Each rider raised at least $2,500 to benefit Alliance of AIDS Services—Carolina, a primary care organization; Fan Free Clinic, the largest and oldest free clinic in Virginia; and Food and Friends, the only organization in the DC-metro area providing home-delivered meals, groceries and nutrition counseling to people living with AIDS, breast cancer and other serious, debilitating illnesses.

According to event organizers, AIDS is the fourth leading cause of death in the District, and is the leading cause of death among black women and white men between the ages of 25 and 44.

RIDERS FROM the area, though visibly fatigued from the four-day trek, perked up when they saw familiar territory. “The ride was wonderful, but it’s good to be home,” said Zoe Isaac, team captain for DC’s Brother to Brother, Sister to Sister United. The group formed in 1996 for the AIDS Rides, which came to an end when sponsor organization Palotta Teamworks closed shop last year.

Isaac and her group of 10 riders stopped at the Giant Food on Washington Boulevard to cheer for other riders and wait for teammates who helped with fundraising but were unable to complete the ride. Some 50 teammates met there to complete the final four miles as a show of support.

Isaac said Tour de Friends proved the best ride of the last eight years. “This group has been the nicest group of people,” she said, referring to the organizers. “I don’t know what it is, but we’ve had the best time.”

Shawn Fedroff from Silver Spring said the last day of the ride, which began in Centreville, was the nicest he experienced. “It just felt good today to ride into where things looked familiar,” he said.

Even some from out of town thought Northern Virginia looked familiar, after so many miles on the open road. “There’s a lot of traffic,” said Raleigh resident Michael Driscoll. “It’s nice to be back in the big city.”

But all along the four-day adventure, supporters lined streets to cheer for the riders, in what Szuromi termed “drive-by rootings.”

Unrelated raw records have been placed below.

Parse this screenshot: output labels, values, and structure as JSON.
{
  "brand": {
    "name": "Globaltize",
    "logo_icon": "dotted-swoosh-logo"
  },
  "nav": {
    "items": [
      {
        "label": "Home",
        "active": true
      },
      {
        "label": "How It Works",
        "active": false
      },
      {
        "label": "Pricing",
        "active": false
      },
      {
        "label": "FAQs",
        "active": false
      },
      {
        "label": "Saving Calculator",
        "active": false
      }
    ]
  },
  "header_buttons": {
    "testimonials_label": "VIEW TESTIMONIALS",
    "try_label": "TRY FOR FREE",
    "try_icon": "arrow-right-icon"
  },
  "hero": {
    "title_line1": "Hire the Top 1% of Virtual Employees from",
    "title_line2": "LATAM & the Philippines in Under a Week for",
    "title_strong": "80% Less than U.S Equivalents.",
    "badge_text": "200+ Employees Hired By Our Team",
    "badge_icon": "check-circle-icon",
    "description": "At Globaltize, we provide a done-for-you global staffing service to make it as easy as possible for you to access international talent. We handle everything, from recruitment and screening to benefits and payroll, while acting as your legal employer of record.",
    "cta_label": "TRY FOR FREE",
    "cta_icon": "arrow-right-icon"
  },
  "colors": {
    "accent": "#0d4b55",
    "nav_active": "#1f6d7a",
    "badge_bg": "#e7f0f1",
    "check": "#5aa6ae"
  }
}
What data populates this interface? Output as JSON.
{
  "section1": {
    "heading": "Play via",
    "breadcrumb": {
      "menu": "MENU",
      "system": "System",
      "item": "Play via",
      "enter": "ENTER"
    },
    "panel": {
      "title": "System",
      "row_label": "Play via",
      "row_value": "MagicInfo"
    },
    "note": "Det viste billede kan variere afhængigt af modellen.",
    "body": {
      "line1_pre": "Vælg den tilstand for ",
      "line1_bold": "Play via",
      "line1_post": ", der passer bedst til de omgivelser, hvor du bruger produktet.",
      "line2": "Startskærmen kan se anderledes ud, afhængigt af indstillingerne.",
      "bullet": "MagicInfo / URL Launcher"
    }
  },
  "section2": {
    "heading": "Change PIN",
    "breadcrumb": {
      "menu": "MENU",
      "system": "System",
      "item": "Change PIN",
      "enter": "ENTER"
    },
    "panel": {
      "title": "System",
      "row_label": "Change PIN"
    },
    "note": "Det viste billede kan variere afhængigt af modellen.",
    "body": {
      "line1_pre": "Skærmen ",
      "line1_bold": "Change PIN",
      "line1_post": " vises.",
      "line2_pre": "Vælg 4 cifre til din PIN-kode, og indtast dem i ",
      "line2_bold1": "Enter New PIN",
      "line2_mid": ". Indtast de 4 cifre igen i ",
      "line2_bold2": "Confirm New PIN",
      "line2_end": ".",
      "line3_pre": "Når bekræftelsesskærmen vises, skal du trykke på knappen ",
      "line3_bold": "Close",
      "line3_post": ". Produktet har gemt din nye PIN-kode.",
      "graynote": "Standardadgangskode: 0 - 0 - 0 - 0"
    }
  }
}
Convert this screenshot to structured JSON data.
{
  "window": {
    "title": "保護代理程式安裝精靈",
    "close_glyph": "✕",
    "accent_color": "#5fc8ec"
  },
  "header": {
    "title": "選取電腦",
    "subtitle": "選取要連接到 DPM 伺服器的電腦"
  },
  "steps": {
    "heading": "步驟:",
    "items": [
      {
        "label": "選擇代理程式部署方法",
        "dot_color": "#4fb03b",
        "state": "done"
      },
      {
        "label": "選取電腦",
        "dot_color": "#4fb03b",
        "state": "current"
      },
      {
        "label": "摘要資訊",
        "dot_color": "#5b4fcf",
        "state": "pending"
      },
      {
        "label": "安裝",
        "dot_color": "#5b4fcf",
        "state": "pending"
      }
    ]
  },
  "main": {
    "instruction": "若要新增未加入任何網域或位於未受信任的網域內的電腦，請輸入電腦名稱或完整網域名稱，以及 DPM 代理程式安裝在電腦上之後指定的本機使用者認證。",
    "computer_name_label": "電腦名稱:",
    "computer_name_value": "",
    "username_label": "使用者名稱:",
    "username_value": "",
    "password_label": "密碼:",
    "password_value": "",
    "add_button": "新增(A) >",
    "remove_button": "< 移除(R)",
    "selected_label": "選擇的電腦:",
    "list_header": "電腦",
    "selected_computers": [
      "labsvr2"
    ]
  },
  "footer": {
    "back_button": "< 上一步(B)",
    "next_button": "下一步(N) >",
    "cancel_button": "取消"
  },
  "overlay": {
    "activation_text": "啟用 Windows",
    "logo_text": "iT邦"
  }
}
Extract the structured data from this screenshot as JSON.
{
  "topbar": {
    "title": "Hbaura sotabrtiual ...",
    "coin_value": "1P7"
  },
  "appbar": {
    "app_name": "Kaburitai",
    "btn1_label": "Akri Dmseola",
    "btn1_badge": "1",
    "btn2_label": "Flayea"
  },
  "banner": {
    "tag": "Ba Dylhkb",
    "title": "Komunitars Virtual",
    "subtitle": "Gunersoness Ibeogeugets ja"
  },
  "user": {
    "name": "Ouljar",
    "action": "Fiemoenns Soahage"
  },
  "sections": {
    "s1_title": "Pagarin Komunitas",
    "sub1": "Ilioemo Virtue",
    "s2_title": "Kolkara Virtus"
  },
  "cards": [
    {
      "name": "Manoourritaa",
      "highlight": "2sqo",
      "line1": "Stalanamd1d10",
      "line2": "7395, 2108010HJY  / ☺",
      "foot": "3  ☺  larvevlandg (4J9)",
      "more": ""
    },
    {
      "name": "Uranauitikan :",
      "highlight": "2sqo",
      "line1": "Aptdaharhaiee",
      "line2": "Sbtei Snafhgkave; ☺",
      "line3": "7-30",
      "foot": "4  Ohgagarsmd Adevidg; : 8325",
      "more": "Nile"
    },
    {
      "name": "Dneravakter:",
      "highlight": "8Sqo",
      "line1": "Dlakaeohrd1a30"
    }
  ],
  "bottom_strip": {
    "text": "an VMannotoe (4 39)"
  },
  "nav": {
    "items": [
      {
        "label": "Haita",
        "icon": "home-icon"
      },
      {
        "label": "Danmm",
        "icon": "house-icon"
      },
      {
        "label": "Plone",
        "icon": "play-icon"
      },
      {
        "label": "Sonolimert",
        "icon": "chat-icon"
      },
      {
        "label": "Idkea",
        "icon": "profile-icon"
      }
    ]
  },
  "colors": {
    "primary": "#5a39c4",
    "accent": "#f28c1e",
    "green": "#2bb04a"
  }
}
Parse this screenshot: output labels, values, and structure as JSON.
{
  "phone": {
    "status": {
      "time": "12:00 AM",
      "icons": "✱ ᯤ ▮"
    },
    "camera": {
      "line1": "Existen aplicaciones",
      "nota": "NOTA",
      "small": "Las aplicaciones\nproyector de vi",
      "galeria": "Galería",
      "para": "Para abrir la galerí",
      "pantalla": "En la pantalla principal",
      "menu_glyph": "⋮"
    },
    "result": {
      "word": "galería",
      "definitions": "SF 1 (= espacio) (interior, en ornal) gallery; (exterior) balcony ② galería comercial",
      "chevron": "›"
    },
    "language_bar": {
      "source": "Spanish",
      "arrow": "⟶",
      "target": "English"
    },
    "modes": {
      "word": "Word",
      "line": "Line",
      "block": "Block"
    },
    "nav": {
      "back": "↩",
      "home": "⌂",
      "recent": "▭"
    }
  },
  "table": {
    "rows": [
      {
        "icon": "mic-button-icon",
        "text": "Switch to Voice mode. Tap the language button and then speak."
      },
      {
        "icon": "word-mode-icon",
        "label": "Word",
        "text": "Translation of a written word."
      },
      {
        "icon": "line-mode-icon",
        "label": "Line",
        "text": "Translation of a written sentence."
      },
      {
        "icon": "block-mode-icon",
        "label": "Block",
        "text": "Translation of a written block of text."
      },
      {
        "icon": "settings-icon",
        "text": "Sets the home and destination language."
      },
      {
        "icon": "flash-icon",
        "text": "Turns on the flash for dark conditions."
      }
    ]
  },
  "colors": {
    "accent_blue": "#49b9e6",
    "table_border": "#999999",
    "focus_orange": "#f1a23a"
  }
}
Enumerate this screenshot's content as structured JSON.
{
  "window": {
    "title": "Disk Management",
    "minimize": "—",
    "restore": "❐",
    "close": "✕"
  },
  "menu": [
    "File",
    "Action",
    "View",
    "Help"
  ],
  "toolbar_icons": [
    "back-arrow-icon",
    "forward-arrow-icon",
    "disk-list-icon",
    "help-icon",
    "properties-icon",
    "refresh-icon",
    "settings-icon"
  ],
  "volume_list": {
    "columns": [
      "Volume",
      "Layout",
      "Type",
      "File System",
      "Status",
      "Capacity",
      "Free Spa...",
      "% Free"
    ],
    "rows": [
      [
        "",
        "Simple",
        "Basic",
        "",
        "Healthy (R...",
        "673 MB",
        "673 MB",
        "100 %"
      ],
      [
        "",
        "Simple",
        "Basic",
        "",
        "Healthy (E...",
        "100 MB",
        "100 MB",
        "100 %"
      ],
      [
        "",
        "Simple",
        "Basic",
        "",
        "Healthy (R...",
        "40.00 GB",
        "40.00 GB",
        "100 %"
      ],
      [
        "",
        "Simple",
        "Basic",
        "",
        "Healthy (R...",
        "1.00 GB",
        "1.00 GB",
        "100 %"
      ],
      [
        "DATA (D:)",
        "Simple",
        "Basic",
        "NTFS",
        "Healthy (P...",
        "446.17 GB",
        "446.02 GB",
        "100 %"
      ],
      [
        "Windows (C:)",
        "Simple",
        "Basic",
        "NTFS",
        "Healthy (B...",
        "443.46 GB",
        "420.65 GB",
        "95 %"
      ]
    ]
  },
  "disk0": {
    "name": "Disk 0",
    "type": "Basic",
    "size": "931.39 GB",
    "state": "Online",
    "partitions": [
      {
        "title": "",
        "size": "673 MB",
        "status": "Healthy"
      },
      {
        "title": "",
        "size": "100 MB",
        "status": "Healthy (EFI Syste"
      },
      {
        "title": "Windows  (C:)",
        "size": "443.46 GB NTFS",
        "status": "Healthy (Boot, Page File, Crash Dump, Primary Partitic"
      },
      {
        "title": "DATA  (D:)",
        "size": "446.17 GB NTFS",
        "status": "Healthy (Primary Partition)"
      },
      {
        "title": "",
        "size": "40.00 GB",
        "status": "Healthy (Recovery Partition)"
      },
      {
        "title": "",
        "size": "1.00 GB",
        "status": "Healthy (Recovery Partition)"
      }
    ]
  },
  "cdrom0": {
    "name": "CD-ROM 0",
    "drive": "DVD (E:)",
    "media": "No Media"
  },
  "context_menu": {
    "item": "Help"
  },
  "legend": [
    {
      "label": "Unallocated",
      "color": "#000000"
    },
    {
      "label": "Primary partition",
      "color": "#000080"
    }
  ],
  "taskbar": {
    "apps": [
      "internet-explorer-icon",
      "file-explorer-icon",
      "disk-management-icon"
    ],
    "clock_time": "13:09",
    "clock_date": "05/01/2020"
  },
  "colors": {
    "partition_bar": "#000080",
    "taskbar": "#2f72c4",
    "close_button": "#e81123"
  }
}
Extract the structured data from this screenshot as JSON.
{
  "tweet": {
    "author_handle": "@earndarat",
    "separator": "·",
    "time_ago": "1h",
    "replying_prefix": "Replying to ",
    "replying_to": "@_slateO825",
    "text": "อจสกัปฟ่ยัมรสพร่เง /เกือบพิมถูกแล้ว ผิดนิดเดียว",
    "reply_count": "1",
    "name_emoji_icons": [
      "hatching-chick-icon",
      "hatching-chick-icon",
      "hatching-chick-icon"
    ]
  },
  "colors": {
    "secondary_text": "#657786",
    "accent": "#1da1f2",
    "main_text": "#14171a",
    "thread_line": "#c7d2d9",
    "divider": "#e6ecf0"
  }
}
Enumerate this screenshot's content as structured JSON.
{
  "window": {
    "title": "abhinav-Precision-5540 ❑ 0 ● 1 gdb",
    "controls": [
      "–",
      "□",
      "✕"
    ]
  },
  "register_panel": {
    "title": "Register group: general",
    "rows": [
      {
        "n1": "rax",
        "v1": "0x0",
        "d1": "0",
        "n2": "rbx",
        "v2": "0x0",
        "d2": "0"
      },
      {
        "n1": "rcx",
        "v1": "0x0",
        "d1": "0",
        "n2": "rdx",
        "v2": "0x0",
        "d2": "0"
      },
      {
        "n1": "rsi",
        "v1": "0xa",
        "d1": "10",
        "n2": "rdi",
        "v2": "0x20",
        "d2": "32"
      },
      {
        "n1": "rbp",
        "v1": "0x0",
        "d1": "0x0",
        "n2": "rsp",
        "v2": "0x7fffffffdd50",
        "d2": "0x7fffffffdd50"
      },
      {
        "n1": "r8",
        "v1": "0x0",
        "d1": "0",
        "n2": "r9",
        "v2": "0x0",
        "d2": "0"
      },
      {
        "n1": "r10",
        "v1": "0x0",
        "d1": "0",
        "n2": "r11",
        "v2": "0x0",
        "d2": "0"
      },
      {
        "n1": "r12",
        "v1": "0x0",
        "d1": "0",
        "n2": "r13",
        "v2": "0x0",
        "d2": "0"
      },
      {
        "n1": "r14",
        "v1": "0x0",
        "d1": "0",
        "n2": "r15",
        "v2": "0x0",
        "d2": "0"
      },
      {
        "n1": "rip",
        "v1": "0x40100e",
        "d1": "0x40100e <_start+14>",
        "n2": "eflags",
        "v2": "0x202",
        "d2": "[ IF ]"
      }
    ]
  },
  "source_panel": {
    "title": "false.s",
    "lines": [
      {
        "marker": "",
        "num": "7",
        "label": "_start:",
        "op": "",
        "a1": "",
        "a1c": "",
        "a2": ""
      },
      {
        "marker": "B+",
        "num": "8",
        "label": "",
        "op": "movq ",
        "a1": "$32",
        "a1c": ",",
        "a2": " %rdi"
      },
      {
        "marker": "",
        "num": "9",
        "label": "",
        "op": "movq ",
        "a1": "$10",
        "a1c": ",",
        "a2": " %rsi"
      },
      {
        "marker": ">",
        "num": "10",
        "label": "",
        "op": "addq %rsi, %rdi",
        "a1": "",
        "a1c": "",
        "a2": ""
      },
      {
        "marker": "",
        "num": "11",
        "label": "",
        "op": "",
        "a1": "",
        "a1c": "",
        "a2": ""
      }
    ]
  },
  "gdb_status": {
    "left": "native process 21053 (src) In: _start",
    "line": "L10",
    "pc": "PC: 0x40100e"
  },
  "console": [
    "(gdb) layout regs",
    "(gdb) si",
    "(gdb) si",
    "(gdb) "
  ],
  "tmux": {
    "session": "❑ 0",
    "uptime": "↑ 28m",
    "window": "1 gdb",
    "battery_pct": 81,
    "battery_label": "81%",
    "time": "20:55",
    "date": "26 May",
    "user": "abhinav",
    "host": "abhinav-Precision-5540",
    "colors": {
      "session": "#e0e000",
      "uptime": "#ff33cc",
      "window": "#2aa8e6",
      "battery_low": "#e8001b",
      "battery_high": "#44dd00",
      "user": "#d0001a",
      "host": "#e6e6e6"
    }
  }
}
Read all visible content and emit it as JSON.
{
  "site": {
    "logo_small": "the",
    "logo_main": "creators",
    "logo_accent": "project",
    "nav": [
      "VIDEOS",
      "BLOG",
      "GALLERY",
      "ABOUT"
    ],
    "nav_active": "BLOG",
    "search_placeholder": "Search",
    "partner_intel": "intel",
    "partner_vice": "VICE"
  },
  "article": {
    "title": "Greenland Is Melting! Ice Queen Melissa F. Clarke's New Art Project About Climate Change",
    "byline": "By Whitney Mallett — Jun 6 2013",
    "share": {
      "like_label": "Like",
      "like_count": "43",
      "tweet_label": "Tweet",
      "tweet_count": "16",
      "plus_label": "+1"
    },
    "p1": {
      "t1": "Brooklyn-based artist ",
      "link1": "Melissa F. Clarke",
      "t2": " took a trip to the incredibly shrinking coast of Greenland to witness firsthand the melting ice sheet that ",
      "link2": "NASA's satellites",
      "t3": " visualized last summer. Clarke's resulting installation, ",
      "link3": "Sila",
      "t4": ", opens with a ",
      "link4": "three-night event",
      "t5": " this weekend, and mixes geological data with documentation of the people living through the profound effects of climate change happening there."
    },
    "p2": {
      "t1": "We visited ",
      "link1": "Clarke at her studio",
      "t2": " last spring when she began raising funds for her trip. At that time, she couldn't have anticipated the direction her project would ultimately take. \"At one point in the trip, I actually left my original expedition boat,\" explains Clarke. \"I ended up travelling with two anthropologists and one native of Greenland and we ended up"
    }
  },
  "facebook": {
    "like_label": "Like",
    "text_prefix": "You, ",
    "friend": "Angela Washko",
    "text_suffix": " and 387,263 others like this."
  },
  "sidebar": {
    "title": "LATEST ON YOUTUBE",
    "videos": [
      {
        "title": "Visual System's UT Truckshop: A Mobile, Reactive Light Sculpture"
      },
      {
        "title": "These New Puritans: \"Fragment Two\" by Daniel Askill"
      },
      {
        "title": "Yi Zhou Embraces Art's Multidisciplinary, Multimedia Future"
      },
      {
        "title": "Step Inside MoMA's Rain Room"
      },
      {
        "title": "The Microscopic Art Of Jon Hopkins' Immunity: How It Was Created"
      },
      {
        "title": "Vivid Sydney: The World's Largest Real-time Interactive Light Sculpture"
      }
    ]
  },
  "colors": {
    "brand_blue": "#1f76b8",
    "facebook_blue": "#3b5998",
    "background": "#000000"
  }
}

SUPPORT FOR the riders and their fundraising efforts came from a variety of sources, and paid off in record numbers. Ashley Christiansen, head chef and general manager of Enoteca Vin, a restaurant and wine bar in Raleigh, set a world record by raising $55,000. She took little credit for herself though. “What our community did was incredible,” she said.

Christiansen started with a goal of $26,000 on April 1 but quickly surpassed it, through a variety of fundraisers like wine dinners and wine auctions.

The end of the ride meant a break from training and a return to a more relaxed lifestyle, Christiansen said. As she stopped to rest in Arlington, she looked forward to having her first cocktail in 11 weeks, and started thinking about what to do when she gets back home. “It won’t be ride a bike, I know that,” she said.

Other riders looked forward to getting back to life on two legs rather than two wheels. Mike Hamlin and his partner Spencer Young, both DC residents, said the first order of business after the ride would be eating some fried chicken.

Both Hamlin and Young were part of Team MCC DC, which raised $47,000.

DESPITE SOME LARGE contributions, Jay Douglas, who trains in Arlington, said rumors persist that Tour de Friends may not have pulled in enough money to continue operations next year.

“I think this new organization did a really good job on a lower budget,” said Douglas, who rode in seven AIDS Rides before this year. He has been HIV-positive for over 20 years.

He completed his eighth ride despite a series of obstacles, including a crash that nearly ended his efforts, and early closings at several checkpoints that meant skipping meals and showers.

But the problems just made the experience more memorable.

“Sometimes when things go bad, it helps friends form better working relationships to support each other,” he said.